Watch stocks you care about
The single, easiest way to keep track of all the stocks that matter...
Your own personalized stock watchlist!
It's a 100% FREE Motley Fool service...
Last Friday, corporate raider Carl Icahn asked Clorox (NYSE: CLX ) if it wanted to get together for a cozy $76.50 per share, nearly a 12% premium to the previous day's close. This came shortly after Icahn quietly amassed 10 million shares last quarter. Clorox responded that it wanted to take it slow, sleep on it, and get back to him.
On Monday, Clorox announced that its board had unanimously rejected Icahn's unsolicited bid to acquire the company. The board believes the bid substantially undervalues Clorox and that the company's own strategic plan is in the best interests of shareholders.
The deal itself had drawn some skepticism after Icahn suggested that competitors such as Procter & Gamble (NYSE: PG ) , Colgate-Palmolive (NYSE: CL ) , or Kimberly-Clark (NYSE: KMB ) would gladly pay up to $100 per share. Apparently, even the market didn't really believe Icahn was too serious, since the stock closed at $74.55 on the day the offer was made, nearly $2 below Icahn's offer price. Either way you look at it, his move has boosted Clorox shares to a 52-week high of $75.44, so you won't find any shareholders complaining.
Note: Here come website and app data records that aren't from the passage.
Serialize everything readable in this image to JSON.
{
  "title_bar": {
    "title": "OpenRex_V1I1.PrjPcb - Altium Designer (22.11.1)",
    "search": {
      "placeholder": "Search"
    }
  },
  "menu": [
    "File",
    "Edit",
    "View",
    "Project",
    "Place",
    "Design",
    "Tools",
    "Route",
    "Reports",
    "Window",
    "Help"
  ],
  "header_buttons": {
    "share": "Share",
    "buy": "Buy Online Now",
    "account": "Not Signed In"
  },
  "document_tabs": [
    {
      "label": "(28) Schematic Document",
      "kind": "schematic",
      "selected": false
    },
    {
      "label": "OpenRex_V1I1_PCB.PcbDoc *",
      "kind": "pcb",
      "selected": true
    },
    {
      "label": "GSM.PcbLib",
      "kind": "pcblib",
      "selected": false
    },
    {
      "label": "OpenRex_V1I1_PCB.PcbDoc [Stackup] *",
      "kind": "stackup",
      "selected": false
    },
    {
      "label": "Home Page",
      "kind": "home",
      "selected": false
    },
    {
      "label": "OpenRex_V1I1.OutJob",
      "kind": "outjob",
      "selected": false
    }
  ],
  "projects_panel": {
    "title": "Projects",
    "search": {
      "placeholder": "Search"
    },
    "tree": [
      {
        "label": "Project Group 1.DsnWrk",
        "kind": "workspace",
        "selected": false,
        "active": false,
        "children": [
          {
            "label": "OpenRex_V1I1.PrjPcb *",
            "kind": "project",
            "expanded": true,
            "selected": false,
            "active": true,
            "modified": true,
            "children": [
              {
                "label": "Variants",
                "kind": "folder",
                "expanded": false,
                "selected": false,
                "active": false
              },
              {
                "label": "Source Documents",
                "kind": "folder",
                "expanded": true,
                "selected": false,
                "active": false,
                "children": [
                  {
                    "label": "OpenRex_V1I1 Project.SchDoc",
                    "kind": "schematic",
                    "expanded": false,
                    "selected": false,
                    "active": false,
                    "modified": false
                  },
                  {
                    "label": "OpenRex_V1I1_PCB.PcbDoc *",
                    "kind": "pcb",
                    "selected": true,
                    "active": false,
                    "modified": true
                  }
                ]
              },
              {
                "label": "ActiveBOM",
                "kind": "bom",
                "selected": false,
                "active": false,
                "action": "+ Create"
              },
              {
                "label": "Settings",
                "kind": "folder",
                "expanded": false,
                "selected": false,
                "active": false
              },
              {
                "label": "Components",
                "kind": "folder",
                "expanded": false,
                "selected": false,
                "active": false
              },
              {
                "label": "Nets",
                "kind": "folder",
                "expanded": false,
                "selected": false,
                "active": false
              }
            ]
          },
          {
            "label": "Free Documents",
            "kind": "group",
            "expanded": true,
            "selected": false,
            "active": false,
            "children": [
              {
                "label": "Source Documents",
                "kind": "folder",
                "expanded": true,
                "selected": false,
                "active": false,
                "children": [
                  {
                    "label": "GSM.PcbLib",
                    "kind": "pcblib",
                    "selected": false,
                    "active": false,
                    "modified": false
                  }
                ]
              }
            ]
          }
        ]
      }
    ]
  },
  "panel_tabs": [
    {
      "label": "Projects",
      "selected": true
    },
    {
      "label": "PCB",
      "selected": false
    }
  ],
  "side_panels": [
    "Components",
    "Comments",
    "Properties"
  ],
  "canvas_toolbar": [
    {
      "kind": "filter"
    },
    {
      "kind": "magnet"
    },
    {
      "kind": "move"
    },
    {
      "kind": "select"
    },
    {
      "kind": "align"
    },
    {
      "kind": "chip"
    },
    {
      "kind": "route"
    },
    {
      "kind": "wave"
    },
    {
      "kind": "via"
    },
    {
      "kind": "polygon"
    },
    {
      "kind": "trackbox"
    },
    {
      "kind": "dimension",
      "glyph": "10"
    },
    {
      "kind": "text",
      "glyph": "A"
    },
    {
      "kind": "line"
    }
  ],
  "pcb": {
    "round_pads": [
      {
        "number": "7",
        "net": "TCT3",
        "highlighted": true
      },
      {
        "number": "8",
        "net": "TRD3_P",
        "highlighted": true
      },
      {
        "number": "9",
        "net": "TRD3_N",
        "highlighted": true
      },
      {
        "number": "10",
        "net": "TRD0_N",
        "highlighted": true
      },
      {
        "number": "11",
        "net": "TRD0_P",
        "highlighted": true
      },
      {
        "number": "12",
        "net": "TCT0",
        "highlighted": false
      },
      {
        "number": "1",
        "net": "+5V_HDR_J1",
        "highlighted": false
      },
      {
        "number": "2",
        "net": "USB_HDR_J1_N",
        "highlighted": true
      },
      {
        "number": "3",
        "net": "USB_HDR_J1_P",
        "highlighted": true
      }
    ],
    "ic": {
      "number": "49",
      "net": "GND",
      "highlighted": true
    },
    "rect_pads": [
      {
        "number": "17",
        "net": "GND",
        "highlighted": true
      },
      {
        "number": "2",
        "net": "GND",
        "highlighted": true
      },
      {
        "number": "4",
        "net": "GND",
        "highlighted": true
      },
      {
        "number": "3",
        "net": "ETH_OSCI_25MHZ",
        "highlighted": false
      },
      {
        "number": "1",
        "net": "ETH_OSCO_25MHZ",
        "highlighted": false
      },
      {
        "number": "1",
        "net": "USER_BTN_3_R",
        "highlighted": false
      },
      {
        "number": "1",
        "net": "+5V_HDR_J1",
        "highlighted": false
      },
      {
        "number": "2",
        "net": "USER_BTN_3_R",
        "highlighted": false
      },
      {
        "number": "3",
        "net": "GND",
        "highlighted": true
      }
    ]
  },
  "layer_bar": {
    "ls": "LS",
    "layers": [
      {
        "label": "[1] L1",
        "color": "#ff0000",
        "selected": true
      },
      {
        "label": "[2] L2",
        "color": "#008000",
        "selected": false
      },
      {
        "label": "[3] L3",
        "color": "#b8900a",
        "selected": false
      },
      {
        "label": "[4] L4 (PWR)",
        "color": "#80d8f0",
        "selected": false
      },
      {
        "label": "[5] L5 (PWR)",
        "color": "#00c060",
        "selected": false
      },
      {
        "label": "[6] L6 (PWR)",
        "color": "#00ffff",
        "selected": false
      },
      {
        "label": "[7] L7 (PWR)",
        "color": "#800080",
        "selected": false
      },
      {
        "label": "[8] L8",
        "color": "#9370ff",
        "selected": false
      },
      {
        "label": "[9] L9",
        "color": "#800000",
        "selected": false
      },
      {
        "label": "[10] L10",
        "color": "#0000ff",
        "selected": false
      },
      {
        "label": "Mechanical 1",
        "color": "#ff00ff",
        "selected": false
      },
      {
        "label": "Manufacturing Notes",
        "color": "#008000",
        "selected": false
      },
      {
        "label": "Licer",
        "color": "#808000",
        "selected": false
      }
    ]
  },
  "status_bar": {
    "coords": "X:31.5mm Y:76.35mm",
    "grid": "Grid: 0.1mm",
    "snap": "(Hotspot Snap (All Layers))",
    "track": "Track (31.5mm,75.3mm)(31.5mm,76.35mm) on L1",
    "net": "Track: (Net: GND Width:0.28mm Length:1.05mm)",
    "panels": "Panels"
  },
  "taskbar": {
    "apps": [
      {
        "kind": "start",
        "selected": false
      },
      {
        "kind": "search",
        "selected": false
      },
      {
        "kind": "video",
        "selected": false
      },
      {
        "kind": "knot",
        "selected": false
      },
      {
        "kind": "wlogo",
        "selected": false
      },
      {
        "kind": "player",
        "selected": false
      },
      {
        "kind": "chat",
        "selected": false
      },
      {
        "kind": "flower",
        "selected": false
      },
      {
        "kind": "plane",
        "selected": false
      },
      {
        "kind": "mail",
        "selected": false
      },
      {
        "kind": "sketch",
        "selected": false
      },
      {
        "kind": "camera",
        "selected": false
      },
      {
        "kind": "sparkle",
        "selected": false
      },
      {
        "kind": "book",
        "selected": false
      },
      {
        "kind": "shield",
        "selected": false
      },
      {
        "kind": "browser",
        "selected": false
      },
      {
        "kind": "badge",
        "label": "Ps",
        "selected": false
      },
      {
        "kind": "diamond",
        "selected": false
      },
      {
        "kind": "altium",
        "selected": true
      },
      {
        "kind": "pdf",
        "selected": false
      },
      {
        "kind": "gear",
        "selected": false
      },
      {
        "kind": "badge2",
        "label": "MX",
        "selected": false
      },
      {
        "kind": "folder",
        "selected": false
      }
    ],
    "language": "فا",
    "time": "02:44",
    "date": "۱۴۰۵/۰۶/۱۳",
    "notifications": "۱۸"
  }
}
Then on Wednesday, Icahn upped the ante, offering to pay $80 per share, a bid that the company said it would consider in due course.
No means no, mister
In addition, Clorox has also adopted a shareholder rights agreement, also known as a "poison pill," to protect itself from future unwanted advances. This agreement would end up significantly penalizing any person or group that acquires 10% or more of outstanding shares without board approval, by giving all other shareholders the right to buy more shares at a substantial discount. This usually makes it prohibitively expensive for any potential suitors to proceed without board approval. Icahn now has a claim on 9.37% of outstanding shares, according to Capital IQ.
Poison pills typically aren't shareholder-friendly, although they can be in some instances. You just have to trust that the board and management are fulfilling their fiduciary duties to the shareholders and aren't putting their interests first.